Task directions: Leaving out the images, please reproduce each line below exactly.

### Supplied entries

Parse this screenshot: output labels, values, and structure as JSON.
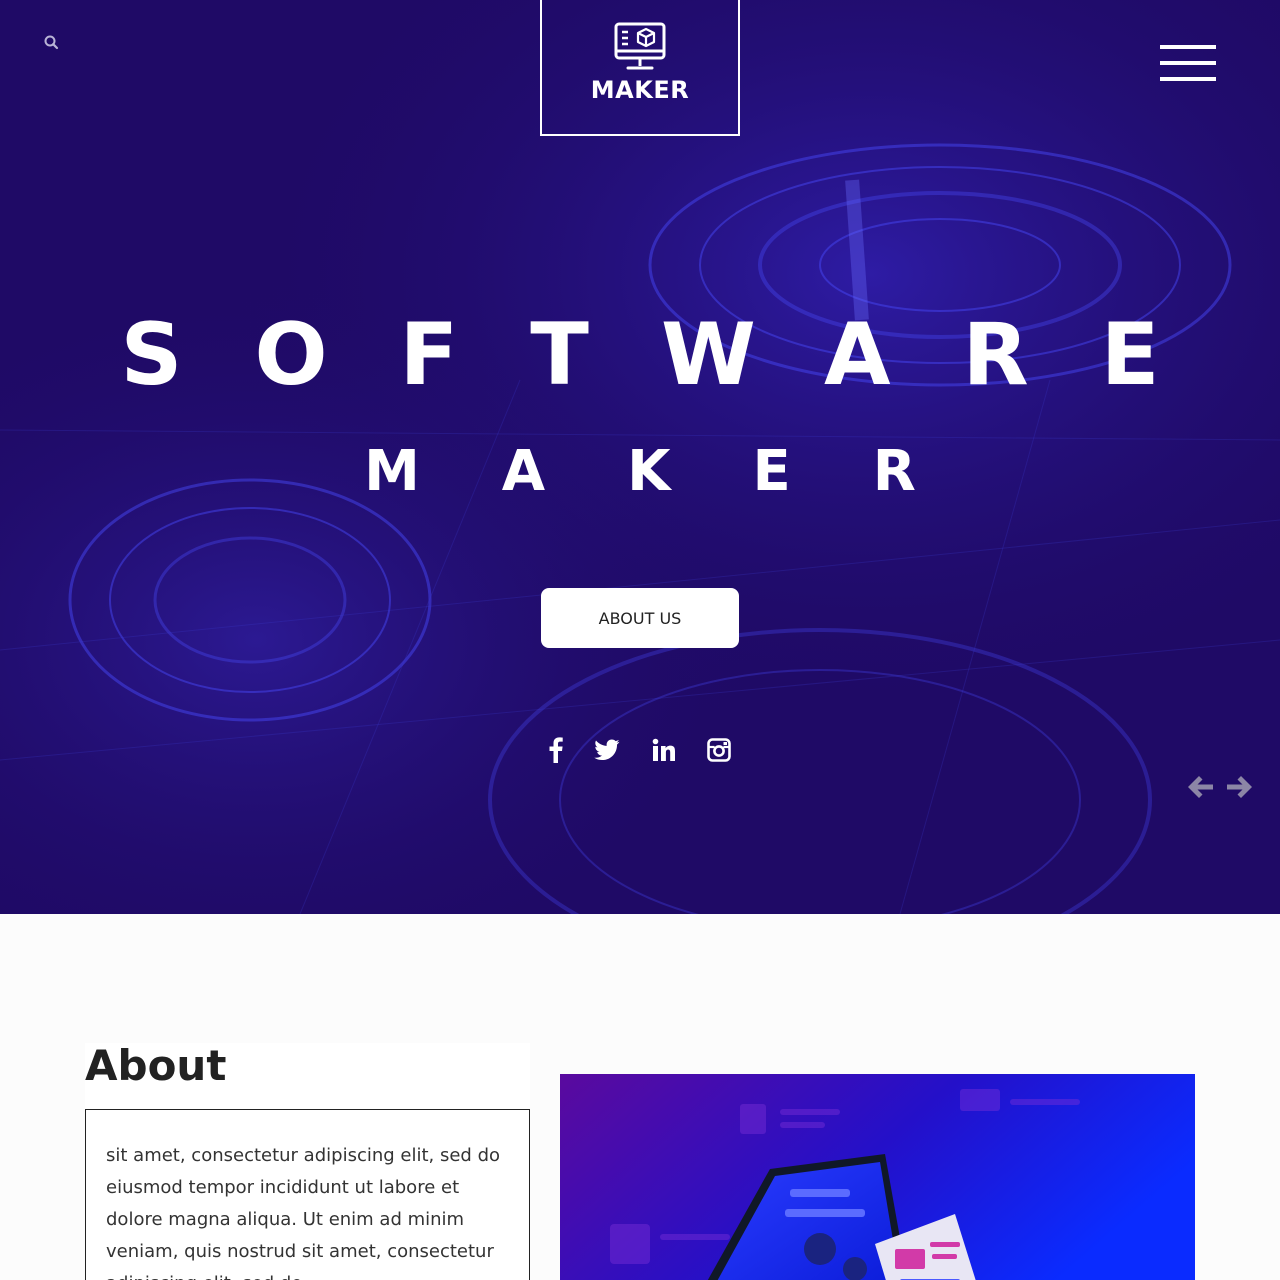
{
  "header": {
    "logo_text": "MAKER",
    "search_icon": "search-icon",
    "menu_icon": "hamburger-menu-icon"
  },
  "hero": {
    "title": "SOFTWARE",
    "subtitle": "MAKER",
    "cta_label": "ABOUT US",
    "social_icons": [
      "facebook-icon",
      "twitter-icon",
      "linkedin-icon",
      "instagram-icon"
    ],
    "slider_arrows": [
      "arrow-left-icon",
      "arrow-right-icon"
    ]
  },
  "about": {
    "heading": "About",
    "body": "sit amet, consectetur adipiscing elit, sed do eiusmod tempor incididunt ut labore et dolore magna aliqua. Ut enim ad minim veniam, quis nostrud sit amet, consectetur adipiscing elit, sed do"
  },
  "colors": {
    "hero_bg": "#1f0a66",
    "accent_blue": "#2a3cff",
    "white": "#ffffff",
    "text_dark": "#222222"
  }
}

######

Response below:
Parse this screenshot: output labels, values, and structure as JSON.
{
  "header": {
    "logo_text": "MAKER",
    "search_icon": "search-icon",
    "menu_icon": "hamburger-menu-icon"
  },
  "hero": {
    "title": "SOFTWARE",
    "subtitle": "MAKER",
    "cta_label": "ABOUT US",
    "social_icons": [
      "facebook-icon",
      "twitter-icon",
      "linkedin-icon",
      "instagram-icon"
    ],
    "slider_arrows": [
      "arrow-left-icon",
      "arrow-right-icon"
    ]
  },
  "about": {
    "heading": "About",
    "body": "sit amet, consectetur adipiscing elit, sed do eiusmod tempor incididunt ut labore et dolore magna aliqua. Ut enim ad minim veniam, quis nostrud sit amet, consectetur adipiscing elit, sed do"
  },
  "colors": {
    "hero_bg": "#1f0a66",
    "accent_blue": "#2a3cff",
    "white": "#ffffff",
    "text_dark": "#222222"
  }
}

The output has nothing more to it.